On this page we will be dissecting the complex web of beliefs, symbols, and policies that underpinned the Nazi regime. From its roots in nationalism and racial purity to the aggressive expansionism and totalitarian control that defined its approach to governance, we will unpack the ideological pillars that supported one of the most notorious regimes of the 20th century. Join us as we delve into the origins, evolution, and impact of Nazi ideology, seeking to understand not only its historical significance but also its lingering shadows in contemporary society.

Key Elements of Nazi Ideology

  • National Socialist Program: The political platform of the Nazi Party, emphasizing nationalism, racial purity, and the subordination of individual interests to the collective good of the Aryan race.

  • Racism: A core tenet, particularly anti-Semitism, which led to the Holocaust. The Nazis also promoted the idea of a “Master Race” and held deeply prejudiced views against Slavs, among others.

  • Euthanasia and Eugenics: Policies aimed at improving the genetic quality of the German population through selective breeding and the elimination of those deemed “unfit.”

  • Anti-Marxism and Anti-Democracy: The Nazis opposed Marxism, Communism, and democracy, instead advocating for a totalitarian state under the Führerprinzip, where authority flowed downwards from the leader.
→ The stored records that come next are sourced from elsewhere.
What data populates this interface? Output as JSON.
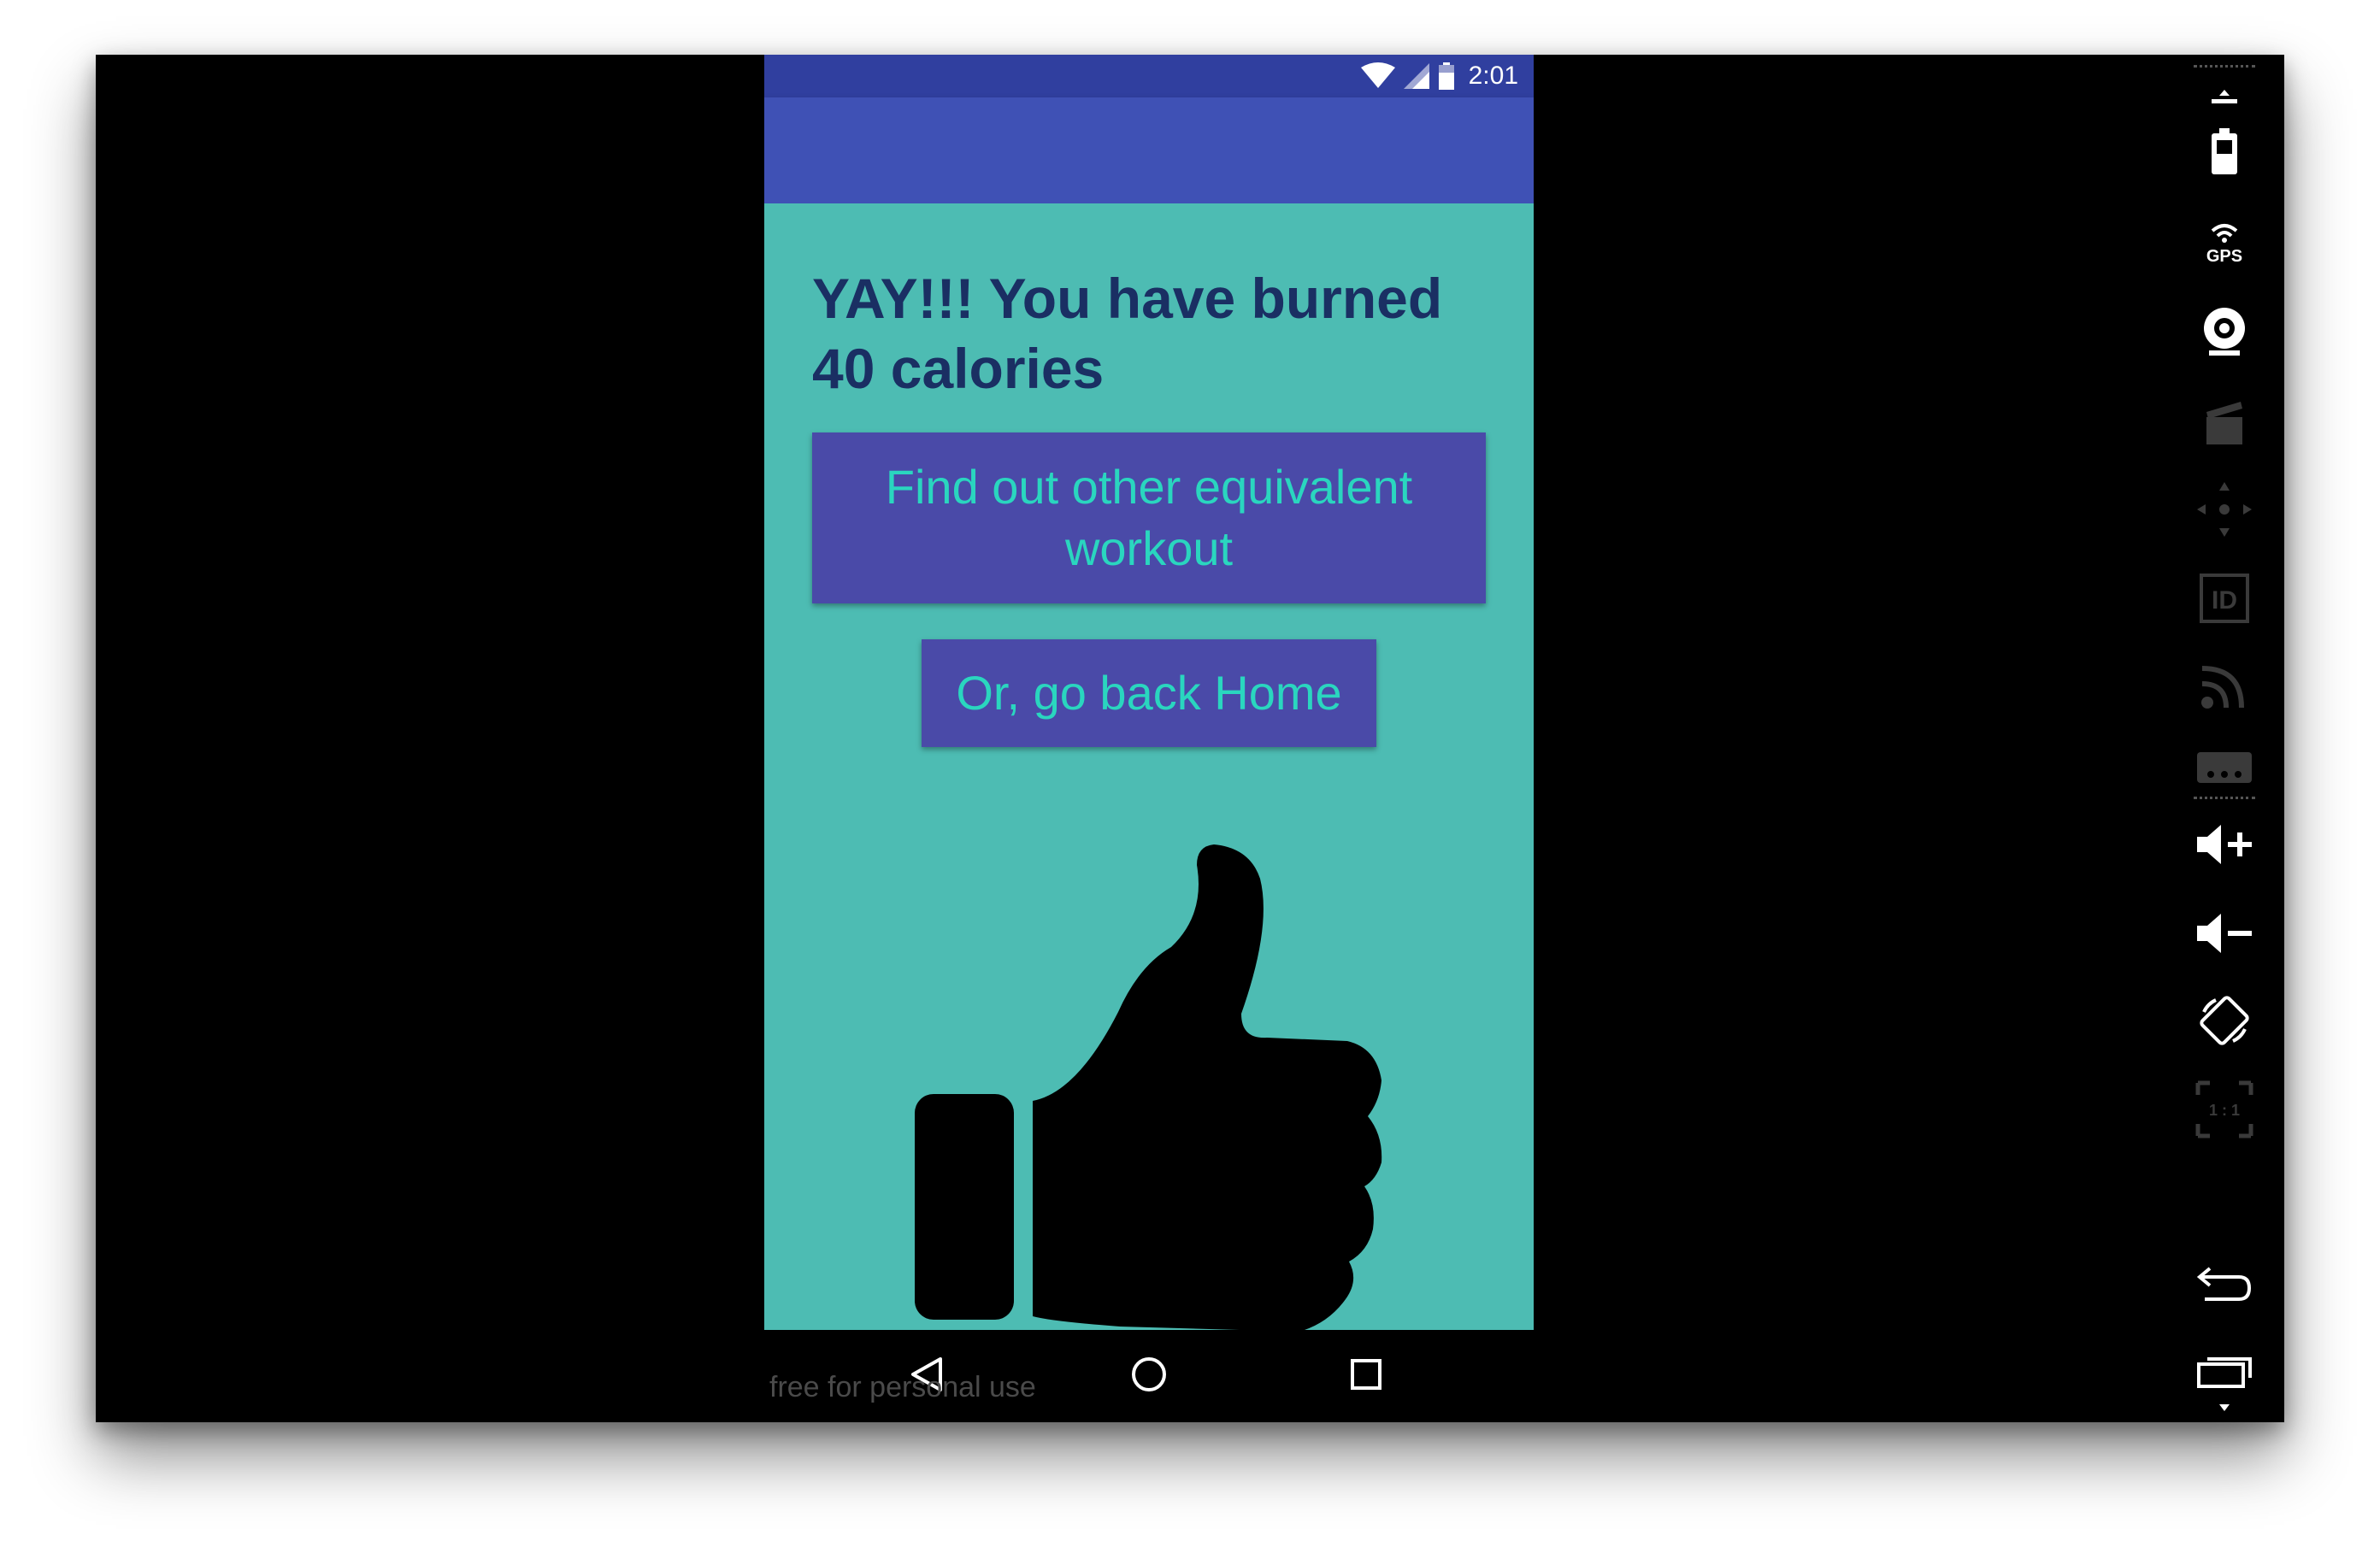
{
  "status_bar": {
    "time": "2:01",
    "icons": [
      "wifi-icon",
      "cell-signal-icon",
      "battery-icon"
    ]
  },
  "main": {
    "headline": "YAY!!! You have burned 40 calories",
    "equivalent_button_label": "Find out other equivalent workout",
    "home_button_label": "Or, go back Home",
    "image": "thumbs-up-icon"
  },
  "nav_bar": {
    "icons": [
      "back-icon",
      "home-icon",
      "recents-icon"
    ]
  },
  "watermark": "free for personal use",
  "emulator_toolbar": {
    "gps_label": "GPS",
    "id_label": "ID",
    "ratio_label": "1 : 1",
    "tools": [
      "battery-tool-icon",
      "gps-tool-icon",
      "camera-tool-icon",
      "media-tool-icon",
      "dpad-tool-icon",
      "identity-tool-icon",
      "network-tool-icon",
      "sms-tool-icon",
      "volume-up-icon",
      "volume-down-icon",
      "rotate-icon",
      "scale-icon",
      "back-tool-icon",
      "recents-tool-icon"
    ]
  },
  "colors": {
    "status_bar": "#303f9f",
    "app_bar": "#3f51b5",
    "content_bg": "#4dbcb3",
    "headline_text": "#1a2f63",
    "button_bg": "#4a4aa8",
    "button_text": "#2ad6bf"
  }
}
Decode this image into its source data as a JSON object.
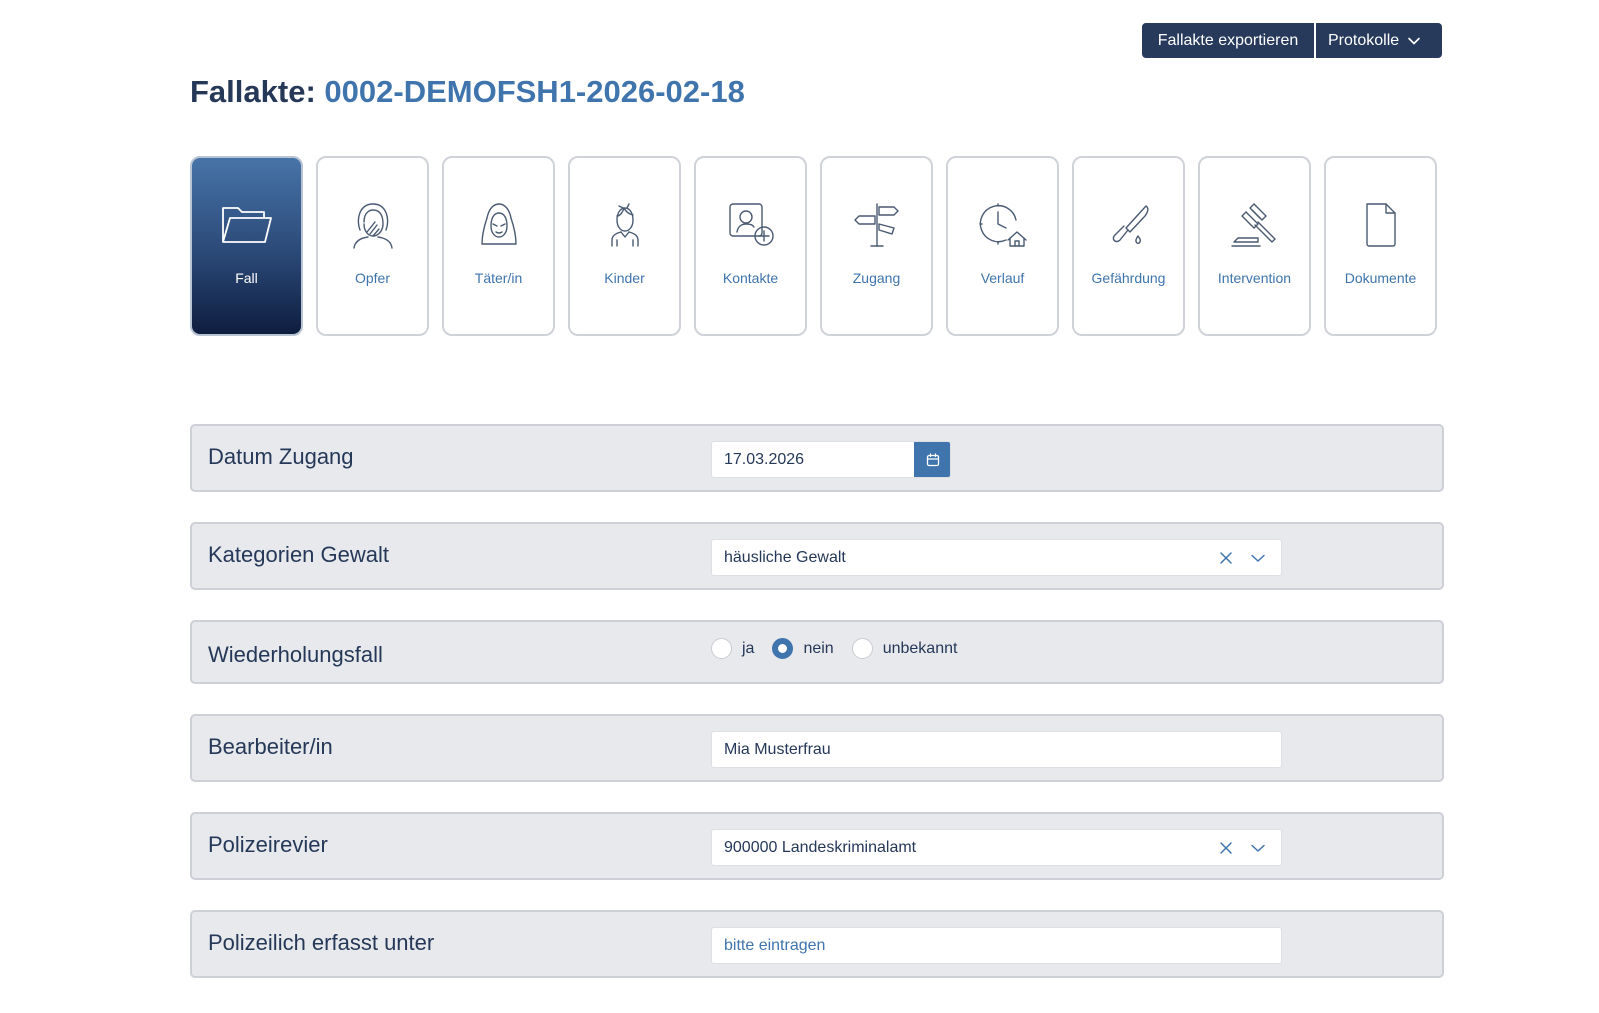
{
  "header": {
    "export_label": "Fallakte exportieren",
    "protocols_label": "Protokolle"
  },
  "title": {
    "prefix": "Fallakte:",
    "case_number": "0002-DEMOFSH1-2026-02-18"
  },
  "tiles": [
    {
      "label": "Fall",
      "icon": "folder-icon",
      "active": true
    },
    {
      "label": "Opfer",
      "icon": "victim-icon",
      "active": false
    },
    {
      "label": "Täter/in",
      "icon": "perpetrator-icon",
      "active": false
    },
    {
      "label": "Kinder",
      "icon": "child-icon",
      "active": false
    },
    {
      "label": "Kontakte",
      "icon": "contact-add-icon",
      "active": false
    },
    {
      "label": "Zugang",
      "icon": "signpost-icon",
      "active": false
    },
    {
      "label": "Verlauf",
      "icon": "clock-house-icon",
      "active": false
    },
    {
      "label": "Gefährdung",
      "icon": "knife-icon",
      "active": false
    },
    {
      "label": "Intervention",
      "icon": "gavel-icon",
      "active": false
    },
    {
      "label": "Dokumente",
      "icon": "document-icon",
      "active": false
    }
  ],
  "form": {
    "datum_zugang": {
      "label": "Datum Zugang",
      "value": "17.03.2026"
    },
    "kategorien_gewalt": {
      "label": "Kategorien Gewalt",
      "value": "häusliche Gewalt"
    },
    "wiederholungsfall": {
      "label": "Wiederholungsfall",
      "options": [
        "ja",
        "nein",
        "unbekannt"
      ],
      "selected": "nein"
    },
    "bearbeiter": {
      "label": "Bearbeiter/in",
      "value": "Mia Musterfrau"
    },
    "polizeirevier": {
      "label": "Polizeirevier",
      "value": "900000 Landeskriminalamt"
    },
    "polizeilich_erfasst": {
      "label": "Polizeilich erfasst unter",
      "value": "",
      "placeholder": "bitte eintragen"
    }
  },
  "colors": {
    "primary_dark": "#273a5c",
    "accent_blue": "#3f74ad",
    "row_background": "#e8e9ed"
  }
}
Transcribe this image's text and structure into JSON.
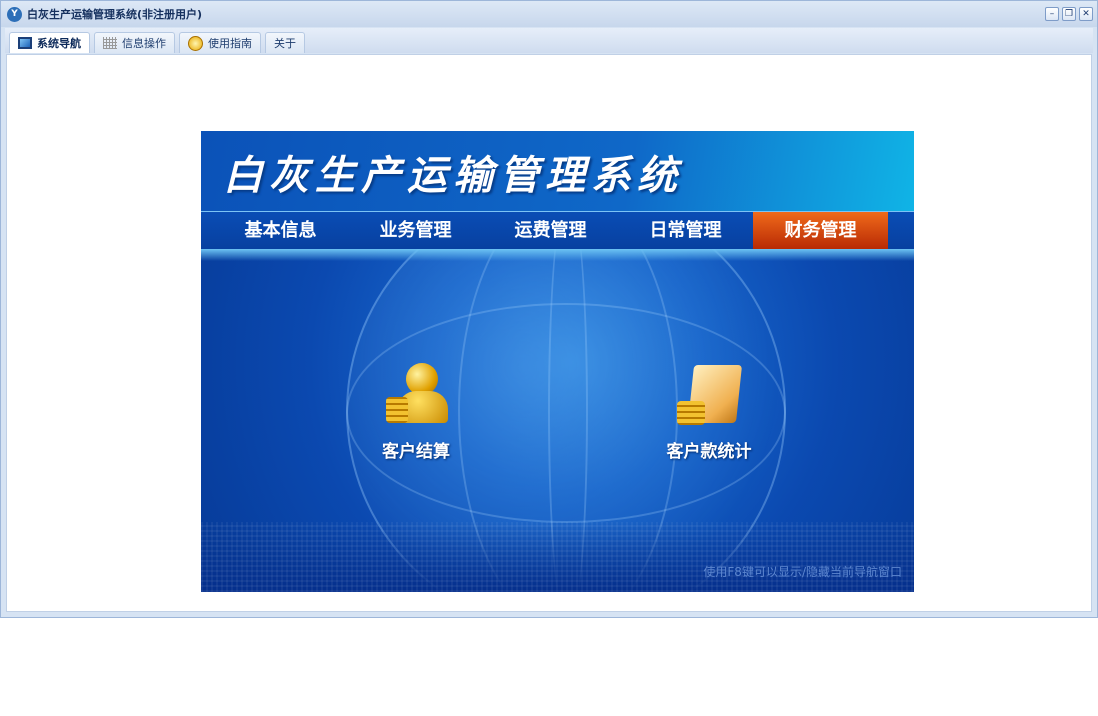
{
  "window": {
    "title": "白灰生产运输管理系统(非注册用户)",
    "minimize": "–",
    "restore": "❐",
    "close": "✕"
  },
  "tabs": [
    {
      "label": "系统导航",
      "icon": "monitor-icon"
    },
    {
      "label": "信息操作",
      "icon": "grid-icon"
    },
    {
      "label": "使用指南",
      "icon": "help-icon"
    },
    {
      "label": "关于"
    }
  ],
  "banner": {
    "title": "白灰生产运输管理系统",
    "menu": [
      "基本信息",
      "业务管理",
      "运费管理",
      "日常管理",
      "财务管理"
    ],
    "active_menu": "财务管理",
    "items": [
      {
        "label": "客户结算",
        "icon": "coin-person-icon"
      },
      {
        "label": "客户款统计",
        "icon": "folder-coins-icon"
      }
    ],
    "hint": "使用F8键可以显示/隐藏当前导航窗口"
  }
}
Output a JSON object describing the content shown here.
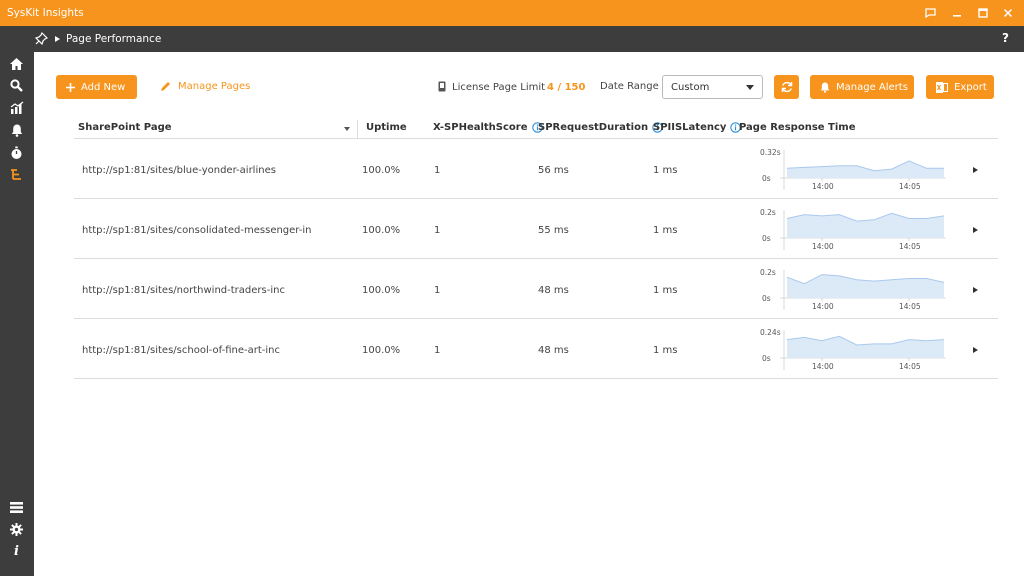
{
  "app": {
    "title": "SysKit Insights"
  },
  "breadcrumb": {
    "page": "Page Performance"
  },
  "toolbar": {
    "add_new": "Add New",
    "manage_pages": "Manage Pages",
    "license_label": "License Page Limit",
    "license_value": "4 / 150",
    "date_range_label": "Date Range",
    "date_range_value": "Custom",
    "manage_alerts": "Manage Alerts",
    "export": "Export"
  },
  "table": {
    "columns": [
      "SharePoint Page",
      "Uptime",
      "X-SPHealthScore",
      "SPRequestDuration",
      "SPIISLatency",
      "Page Response Time"
    ],
    "rows": [
      {
        "page": "http://sp1:81/sites/blue-yonder-airlines",
        "uptime": "100.0%",
        "health": "1",
        "duration": "56 ms",
        "latency": "1 ms",
        "chart": {
          "ymax_label": "0.32s",
          "ymin_label": "0s",
          "x_labels": [
            "14:00",
            "14:05"
          ],
          "ymax": 0.32,
          "values": [
            0.12,
            0.13,
            0.14,
            0.15,
            0.15,
            0.09,
            0.11,
            0.21,
            0.12,
            0.12
          ]
        }
      },
      {
        "page": "http://sp1:81/sites/consolidated-messenger-in",
        "uptime": "100.0%",
        "health": "1",
        "duration": "55 ms",
        "latency": "1 ms",
        "chart": {
          "ymax_label": "0.2s",
          "ymin_label": "0s",
          "x_labels": [
            "14:00",
            "14:05"
          ],
          "ymax": 0.2,
          "values": [
            0.15,
            0.18,
            0.17,
            0.18,
            0.13,
            0.14,
            0.19,
            0.15,
            0.15,
            0.17
          ]
        }
      },
      {
        "page": "http://sp1:81/sites/northwind-traders-inc",
        "uptime": "100.0%",
        "health": "1",
        "duration": "48 ms",
        "latency": "1 ms",
        "chart": {
          "ymax_label": "0.2s",
          "ymin_label": "0s",
          "x_labels": [
            "14:00",
            "14:05"
          ],
          "ymax": 0.2,
          "values": [
            0.16,
            0.11,
            0.18,
            0.17,
            0.14,
            0.13,
            0.14,
            0.15,
            0.15,
            0.12
          ]
        }
      },
      {
        "page": "http://sp1:81/sites/school-of-fine-art-inc",
        "uptime": "100.0%",
        "health": "1",
        "duration": "48 ms",
        "latency": "1 ms",
        "chart": {
          "ymax_label": "0.24s",
          "ymin_label": "0s",
          "x_labels": [
            "14:00",
            "14:05"
          ],
          "ymax": 0.24,
          "values": [
            0.17,
            0.19,
            0.16,
            0.2,
            0.12,
            0.13,
            0.13,
            0.17,
            0.16,
            0.17
          ]
        }
      }
    ]
  },
  "colors": {
    "accent": "#f7941d",
    "dark": "#3d3d3d",
    "chart_fill": "#dce9f7",
    "chart_line": "#a9c9ec",
    "info": "#2e8fd6"
  }
}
  • Cultural and Social Policies: They emphasized traditional values, local culture, and Social Darwinism, linking their ideology to the land (Blood and Soil) and advocating for Lebensraum, or living space, for Germans.

  • Relationship to Fascism: While sharing similarities with Italian and Spanish fascism, Nazism was distinct in its extreme racism, particularly anti-Semitism.

Nazism and Romanticism

The ideology drew on the irrationalist and romantic traditions of the 19th century, valorizing strength, passion, and community devotion while rejecting modern liberalism. It found expression in German romanticism, notably in the works of Richard Wagner, and sought to revive traditional Germanic and Norse folklore values.

Ideological and Political Context

  • Opposition to Communism: Nazism arose as a counter to the Communist movements in post-World War I Germany, exploiting fears of a Bolshevik revolution.
  • Appeal to Nationalists and Capitalists: The movement attracted support from those fearing communism and disillusioned by the Weimar Republic’s failures, positioning itself as a bulwark against Bolshevism while co-opting socialist rhetoric to appeal to the working class.

International Support and Criticism

  • Support from Anti-Communists: Right-wing politicians and parties across Europe viewed Nazism as a defense against communism, with some conservative circles in Britain and France initially appeasing Hitler’s regime.

  • Admiration and Critique of Anglo-Saxons: Hitler admired the British Empire and early 20th-century America for their racial policies but later criticized the United States as he perceived it to deviate from these ideals.

This ideology, marked by its extreme nationalism, racism, and totalitarian ambitions, led to catastrophic consequences, including World War II and the Holocaust. The detailed components of Nazi ideology as listed highlight the dangerous intersection of romantic nationalism, racial purity doctrines, and authoritarian governance.